Bonsai grown and cultivated by Walter Liew, and artwork of nature by Andy Kay and Michael Furuya are combined in the exhibit "Bonsai and Beyond," showing at Gallery Iolani at Windward Community College. A 50-year-old Chinese elm takes center stage in the gallery space.
Bonsai & beyond
IT'S not enough to cultivate good trees to appropriately display bonsai, says Walter Liew, one of the world's foremost bonsai masters.
'Bonsai and Beyond'
Where: Gallery 'Iolani,
Windward Community College
When: Saturday through Friday. 1 to 5 p.m. Tuesdays to Fridays and Sundays, with a bonsai demonstration 2 p.m. each day
"You must have composition," he insists. "You might have a good tree, but without the right pot and the right stand, the tree is like a beautiful lady who's wearing rubber slippers.
"The right stand is like the high heels."
The energetic Liew, whose passion for bonsai has fueled a decades-long, dawn-to-dusk dedication to the miniature trees, says a true bonsai expert is a scholar who understands Chinese poetry, painting and calligraphy as well.

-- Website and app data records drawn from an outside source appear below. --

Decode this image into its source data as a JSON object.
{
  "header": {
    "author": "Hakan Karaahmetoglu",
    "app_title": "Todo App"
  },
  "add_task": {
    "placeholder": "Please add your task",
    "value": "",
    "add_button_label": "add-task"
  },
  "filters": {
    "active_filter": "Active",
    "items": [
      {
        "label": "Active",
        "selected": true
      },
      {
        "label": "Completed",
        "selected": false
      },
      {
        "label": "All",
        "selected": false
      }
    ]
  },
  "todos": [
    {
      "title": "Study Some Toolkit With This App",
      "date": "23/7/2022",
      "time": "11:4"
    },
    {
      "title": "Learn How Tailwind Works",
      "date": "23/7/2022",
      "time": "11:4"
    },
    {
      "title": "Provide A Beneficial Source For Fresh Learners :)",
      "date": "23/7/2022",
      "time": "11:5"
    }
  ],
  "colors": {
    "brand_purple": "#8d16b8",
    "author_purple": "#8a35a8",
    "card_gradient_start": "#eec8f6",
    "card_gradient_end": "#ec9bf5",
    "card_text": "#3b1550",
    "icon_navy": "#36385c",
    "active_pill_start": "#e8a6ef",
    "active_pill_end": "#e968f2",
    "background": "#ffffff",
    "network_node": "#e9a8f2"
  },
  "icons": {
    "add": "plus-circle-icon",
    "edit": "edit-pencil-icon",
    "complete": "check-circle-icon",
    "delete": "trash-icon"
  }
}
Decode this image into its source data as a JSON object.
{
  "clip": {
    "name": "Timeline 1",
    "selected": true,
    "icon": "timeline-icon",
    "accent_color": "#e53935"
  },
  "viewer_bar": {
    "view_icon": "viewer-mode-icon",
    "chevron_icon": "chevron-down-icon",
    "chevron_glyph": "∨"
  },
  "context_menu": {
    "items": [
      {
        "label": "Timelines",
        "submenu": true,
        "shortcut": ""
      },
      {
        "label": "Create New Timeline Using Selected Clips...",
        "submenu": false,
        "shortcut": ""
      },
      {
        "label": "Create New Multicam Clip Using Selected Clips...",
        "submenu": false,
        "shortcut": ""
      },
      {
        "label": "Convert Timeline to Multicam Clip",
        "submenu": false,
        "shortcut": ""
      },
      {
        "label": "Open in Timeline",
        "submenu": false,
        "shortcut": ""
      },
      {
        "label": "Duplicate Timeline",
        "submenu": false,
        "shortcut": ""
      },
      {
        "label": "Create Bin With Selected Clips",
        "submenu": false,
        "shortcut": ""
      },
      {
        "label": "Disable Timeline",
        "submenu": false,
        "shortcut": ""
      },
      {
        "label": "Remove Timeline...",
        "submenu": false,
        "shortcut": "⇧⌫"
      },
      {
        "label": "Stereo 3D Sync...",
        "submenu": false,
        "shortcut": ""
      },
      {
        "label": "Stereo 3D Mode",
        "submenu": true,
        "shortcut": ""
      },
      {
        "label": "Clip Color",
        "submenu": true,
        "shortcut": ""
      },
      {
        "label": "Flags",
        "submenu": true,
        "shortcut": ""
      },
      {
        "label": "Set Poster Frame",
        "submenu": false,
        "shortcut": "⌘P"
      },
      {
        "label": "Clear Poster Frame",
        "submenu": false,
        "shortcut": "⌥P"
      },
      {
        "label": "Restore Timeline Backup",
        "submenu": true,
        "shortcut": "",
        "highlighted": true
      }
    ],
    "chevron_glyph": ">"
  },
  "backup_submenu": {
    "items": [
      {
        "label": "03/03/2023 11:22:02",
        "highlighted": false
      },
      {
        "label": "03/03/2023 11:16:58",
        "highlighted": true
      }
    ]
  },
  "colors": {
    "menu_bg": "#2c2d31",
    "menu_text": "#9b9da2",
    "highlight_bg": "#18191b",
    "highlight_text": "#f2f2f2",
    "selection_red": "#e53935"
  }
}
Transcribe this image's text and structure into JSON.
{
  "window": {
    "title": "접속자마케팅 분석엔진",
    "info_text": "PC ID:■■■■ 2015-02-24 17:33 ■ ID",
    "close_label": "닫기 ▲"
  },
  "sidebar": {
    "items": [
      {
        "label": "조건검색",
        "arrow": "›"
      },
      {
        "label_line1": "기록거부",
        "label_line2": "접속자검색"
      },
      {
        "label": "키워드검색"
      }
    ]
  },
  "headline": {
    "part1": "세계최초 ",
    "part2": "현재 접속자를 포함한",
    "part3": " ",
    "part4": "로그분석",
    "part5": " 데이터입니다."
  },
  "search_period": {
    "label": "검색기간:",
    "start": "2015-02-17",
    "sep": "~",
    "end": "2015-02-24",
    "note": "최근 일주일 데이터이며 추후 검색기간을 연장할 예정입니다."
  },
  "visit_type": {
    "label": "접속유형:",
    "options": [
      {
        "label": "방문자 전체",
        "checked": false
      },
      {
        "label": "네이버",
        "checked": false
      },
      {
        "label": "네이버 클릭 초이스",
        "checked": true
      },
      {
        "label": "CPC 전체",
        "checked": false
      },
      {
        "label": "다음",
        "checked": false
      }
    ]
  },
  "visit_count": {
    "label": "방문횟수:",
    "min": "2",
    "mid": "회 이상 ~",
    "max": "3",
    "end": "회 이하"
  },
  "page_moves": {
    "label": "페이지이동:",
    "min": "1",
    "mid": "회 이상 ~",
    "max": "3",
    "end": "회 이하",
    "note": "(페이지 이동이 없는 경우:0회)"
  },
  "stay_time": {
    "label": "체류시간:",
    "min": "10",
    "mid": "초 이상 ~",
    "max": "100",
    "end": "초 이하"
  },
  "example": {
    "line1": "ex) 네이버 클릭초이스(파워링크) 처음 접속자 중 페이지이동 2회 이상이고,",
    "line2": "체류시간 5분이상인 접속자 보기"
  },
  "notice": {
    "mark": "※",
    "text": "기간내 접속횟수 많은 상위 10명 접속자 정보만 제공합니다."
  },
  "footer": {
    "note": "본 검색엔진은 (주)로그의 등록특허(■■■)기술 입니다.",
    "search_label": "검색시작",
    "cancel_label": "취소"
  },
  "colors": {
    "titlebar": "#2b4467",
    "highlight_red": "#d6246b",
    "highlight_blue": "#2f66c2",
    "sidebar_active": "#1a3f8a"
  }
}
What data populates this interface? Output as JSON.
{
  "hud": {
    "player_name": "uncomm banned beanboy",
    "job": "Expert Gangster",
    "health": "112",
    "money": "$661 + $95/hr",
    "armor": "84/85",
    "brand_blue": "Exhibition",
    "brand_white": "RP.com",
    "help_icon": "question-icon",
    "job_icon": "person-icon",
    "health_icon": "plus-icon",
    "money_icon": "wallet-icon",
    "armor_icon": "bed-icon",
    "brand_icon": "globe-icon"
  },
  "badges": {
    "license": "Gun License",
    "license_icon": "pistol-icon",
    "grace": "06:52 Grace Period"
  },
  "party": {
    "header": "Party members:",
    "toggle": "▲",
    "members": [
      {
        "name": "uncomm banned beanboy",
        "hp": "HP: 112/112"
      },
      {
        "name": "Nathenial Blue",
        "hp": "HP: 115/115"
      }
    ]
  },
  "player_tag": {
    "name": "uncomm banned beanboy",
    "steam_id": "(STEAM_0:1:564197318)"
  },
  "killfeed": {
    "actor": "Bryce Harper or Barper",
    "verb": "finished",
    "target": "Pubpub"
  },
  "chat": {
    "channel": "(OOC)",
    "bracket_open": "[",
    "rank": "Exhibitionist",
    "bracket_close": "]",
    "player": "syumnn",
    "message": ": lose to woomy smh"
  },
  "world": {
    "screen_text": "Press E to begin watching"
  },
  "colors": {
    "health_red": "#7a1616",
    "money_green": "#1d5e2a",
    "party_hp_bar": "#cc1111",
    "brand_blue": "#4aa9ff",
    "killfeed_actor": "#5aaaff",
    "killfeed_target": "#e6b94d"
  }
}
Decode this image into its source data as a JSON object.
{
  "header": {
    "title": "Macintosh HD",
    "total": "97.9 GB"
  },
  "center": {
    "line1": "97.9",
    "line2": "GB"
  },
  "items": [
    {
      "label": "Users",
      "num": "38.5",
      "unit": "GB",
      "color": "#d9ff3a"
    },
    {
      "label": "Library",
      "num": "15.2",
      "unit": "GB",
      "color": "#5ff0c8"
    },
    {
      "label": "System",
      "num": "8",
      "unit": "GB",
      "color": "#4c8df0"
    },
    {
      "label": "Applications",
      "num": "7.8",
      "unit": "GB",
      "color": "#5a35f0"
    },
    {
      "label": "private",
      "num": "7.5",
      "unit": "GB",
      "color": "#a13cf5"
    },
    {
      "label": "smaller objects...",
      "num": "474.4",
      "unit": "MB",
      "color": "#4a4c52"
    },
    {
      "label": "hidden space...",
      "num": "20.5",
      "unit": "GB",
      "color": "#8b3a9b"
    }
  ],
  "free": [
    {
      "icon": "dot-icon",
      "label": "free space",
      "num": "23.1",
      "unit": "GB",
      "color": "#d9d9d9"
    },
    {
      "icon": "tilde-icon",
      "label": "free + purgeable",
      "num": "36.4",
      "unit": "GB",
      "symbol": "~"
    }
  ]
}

Liew teamed up with Windward Community College art professor Toni Martin to present "Bonsai and Beyond," an exhibit of the trees alongside Asian artwork by Andy Kay and nature paintings by Michael Furuya. Martin teaches a gallery design class at the college and used the exhibit to provide students with practical lessons in the gallery.
Liew says that because bonsai is a representation of trees that have survived the forces of nature, a bonsai exhibit must also include representations of birds, which live in nature alongside trees. Furuya provided that component. Kay contributed calligraphy and other Asian art forms, such as silk-screen paintings and lacquer works.
"Bonsai and Beyond" runs Saturday through Friday at Gallery Iolani on the college campus. Gallery hours are 1 to 5 p.m. Tuesdays to Fridays and Sundays. Call 236-9155.
Liew will hold a bonsai demonstration at 2 p.m. each day in the gallery.
Fan artwork by Kay enhances the aesthetic experience of contemplating Liew's juniper, grown in the full cascade style, at right. The tree is 43 years old.
"Ohia Forest," an acrylic by Michael Furuya, is displayed alongside a juniper with rock formation.